Pak Gafur Kaboli (left) and Rahmat Samad (right) are members of the local fisher cooperative in Ternate, North Maluku, Indonesia, focused on implementing sustainable Fair Trade management practices and participating actively in a province-level fishery co-management committee with other tuna fishery stakeholders. The fisher cooperative is supported by Masyarakat dan Perikanan Indonesia (MDPI), an Indonesian nonprofit and Packard Foundation grantee.
Harnessing Ocean-Based Climate Solutions to Protect People and the Planet
The ocean’s potential to mitigate climate change remains an underused superpower. We now know that ocean renewable energy, such as offshore wind, could account for ten percent of the emission reductions needed to achieve a safer climate future. Protecting mangroves and other coastal ecosystems could also contribute up to three percent, while helping to protect local communities from storm surges.
Governments need to adopt responsible ocean-based climate solutions to reach well below two degrees Celsius warming while also reducing climate impacts on the ocean. We will fund work to secure a set of standards and sound governance for the emerging field of ocean carbon dioxide removal, and, in California, promote policies and decision-making that prioritize the most effective, sustainable, and equitable ways to harness offshore wind to address climate change. As we embark on this work, we will focus on strong engagement by Tribal governments as well as scientific and conservation communities. As a longtime climate mitigation and ocean conservation funder, we accept the challenge to help ensure that the ocean plays its vital role in climate mitigation – thereby reducing climate impacts on the ocean itself – in ways that strengthen local communities and a healthy ocean.
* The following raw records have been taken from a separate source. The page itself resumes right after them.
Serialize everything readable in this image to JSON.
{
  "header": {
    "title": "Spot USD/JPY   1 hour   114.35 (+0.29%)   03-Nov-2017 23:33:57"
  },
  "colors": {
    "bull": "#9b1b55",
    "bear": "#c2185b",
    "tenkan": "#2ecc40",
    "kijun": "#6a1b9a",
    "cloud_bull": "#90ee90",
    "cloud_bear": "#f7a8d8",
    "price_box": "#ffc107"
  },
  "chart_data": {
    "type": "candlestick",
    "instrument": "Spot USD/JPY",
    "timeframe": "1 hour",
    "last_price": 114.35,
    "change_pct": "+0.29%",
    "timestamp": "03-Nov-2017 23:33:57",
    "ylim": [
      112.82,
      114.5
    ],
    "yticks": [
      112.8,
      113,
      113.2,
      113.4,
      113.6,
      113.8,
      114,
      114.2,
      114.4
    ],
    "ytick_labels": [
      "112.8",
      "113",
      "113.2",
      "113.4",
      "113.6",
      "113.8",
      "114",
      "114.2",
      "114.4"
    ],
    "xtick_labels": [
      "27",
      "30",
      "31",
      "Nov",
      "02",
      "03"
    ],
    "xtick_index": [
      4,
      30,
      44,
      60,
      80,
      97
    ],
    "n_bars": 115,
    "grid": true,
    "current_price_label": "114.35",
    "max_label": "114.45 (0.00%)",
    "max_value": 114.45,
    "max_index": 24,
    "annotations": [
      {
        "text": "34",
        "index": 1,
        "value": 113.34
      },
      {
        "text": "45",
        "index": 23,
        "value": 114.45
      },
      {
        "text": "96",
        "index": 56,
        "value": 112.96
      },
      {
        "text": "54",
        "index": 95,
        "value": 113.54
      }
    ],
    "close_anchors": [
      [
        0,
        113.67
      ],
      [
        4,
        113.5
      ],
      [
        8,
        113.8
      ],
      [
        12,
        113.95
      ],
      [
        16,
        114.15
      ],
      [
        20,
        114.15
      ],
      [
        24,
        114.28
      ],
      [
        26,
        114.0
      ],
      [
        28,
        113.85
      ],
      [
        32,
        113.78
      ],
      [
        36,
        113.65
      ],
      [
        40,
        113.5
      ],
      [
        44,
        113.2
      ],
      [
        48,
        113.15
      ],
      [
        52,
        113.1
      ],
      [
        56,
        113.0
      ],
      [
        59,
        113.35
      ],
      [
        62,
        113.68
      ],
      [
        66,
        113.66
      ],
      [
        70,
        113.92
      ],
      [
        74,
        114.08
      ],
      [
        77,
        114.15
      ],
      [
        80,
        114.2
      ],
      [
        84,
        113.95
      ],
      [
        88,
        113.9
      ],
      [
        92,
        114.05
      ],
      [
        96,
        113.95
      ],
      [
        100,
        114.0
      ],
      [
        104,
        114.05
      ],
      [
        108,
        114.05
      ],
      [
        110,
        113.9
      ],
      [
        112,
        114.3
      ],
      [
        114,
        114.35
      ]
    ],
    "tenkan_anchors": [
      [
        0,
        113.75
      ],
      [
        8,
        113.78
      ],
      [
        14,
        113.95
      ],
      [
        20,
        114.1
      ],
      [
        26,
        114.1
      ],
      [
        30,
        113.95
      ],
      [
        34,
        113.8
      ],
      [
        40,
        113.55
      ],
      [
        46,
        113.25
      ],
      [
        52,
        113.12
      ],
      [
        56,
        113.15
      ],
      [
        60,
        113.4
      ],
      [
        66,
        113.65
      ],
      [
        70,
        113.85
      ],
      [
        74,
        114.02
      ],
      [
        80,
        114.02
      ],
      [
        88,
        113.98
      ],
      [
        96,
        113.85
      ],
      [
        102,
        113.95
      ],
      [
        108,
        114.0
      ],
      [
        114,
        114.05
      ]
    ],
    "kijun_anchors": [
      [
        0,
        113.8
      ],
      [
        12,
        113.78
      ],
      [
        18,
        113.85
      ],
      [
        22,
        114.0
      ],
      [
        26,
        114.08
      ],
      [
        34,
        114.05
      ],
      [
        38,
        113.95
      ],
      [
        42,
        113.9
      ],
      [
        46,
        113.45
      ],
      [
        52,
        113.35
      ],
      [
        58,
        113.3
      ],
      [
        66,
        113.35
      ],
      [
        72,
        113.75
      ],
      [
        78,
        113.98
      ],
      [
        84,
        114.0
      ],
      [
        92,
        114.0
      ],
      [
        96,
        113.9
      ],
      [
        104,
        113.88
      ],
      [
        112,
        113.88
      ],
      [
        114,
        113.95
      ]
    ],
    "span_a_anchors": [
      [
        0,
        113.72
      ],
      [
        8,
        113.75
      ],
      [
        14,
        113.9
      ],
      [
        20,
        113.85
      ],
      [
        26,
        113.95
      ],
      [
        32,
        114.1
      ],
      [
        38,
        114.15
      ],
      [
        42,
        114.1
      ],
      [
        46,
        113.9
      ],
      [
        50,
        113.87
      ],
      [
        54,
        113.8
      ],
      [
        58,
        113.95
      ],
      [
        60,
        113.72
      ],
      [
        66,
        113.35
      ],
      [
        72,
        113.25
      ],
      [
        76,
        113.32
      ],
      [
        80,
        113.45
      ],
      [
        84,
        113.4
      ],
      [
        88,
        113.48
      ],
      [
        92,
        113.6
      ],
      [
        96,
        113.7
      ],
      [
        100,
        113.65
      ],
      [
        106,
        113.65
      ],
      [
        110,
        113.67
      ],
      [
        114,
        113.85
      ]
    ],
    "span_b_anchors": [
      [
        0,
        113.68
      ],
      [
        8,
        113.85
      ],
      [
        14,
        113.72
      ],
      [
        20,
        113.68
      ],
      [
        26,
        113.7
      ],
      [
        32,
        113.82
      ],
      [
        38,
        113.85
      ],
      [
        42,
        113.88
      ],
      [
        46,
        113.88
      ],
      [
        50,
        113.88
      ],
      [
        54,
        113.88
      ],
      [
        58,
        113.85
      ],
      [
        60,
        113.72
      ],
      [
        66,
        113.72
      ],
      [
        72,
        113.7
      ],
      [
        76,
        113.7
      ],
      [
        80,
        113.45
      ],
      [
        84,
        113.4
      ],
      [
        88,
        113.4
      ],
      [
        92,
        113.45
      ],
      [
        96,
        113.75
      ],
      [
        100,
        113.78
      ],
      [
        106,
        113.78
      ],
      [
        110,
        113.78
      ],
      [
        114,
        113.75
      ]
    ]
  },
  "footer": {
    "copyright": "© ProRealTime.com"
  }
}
Frances Wang leads ClimateWorks Foundation’s marine carbon dioxide removal initiative. The Packard Foundation supports ClimateWorks‘ efforts to better understand how best to remove greenhouse gas emissions that we’ve already added to the atmosphere, using the power of the ocean.
The Packard Foundation supports leaders like Violet Sage Walker, who is the Tribal Chair of the Northern Chumash Tribal Council, and the Nominator of the proposed Chumash Heritage National Marine Sanctuary in California. She campaigns tirelessly for the proposed 7,000-square mile marine sanctuary to regain her community’s fundamental rights. After nearly a decade in consultation on wind energy, Violet offers a unique perspective on the pitfalls to be avoided and ways to equitably include the local community.
We are partnering with inspiring leaders and organizations around the world to stimulate more enduring progress, so that marine fisheries are sustainably and equitably managed, ocean-reliant communities are leading work that contributes to protecting 30% of marine habitats by 2030, and ocean-based climate solutions are adopted to protect ocean health, achieve a safer climate future, and meet the needs of local communities. Ocean ecosystems are capable of remarkable recovery and resilience when solutions are designed to work for both people and ocean health. In partnership with local communities, we can protect and restore the ocean for people and nature now and in the future.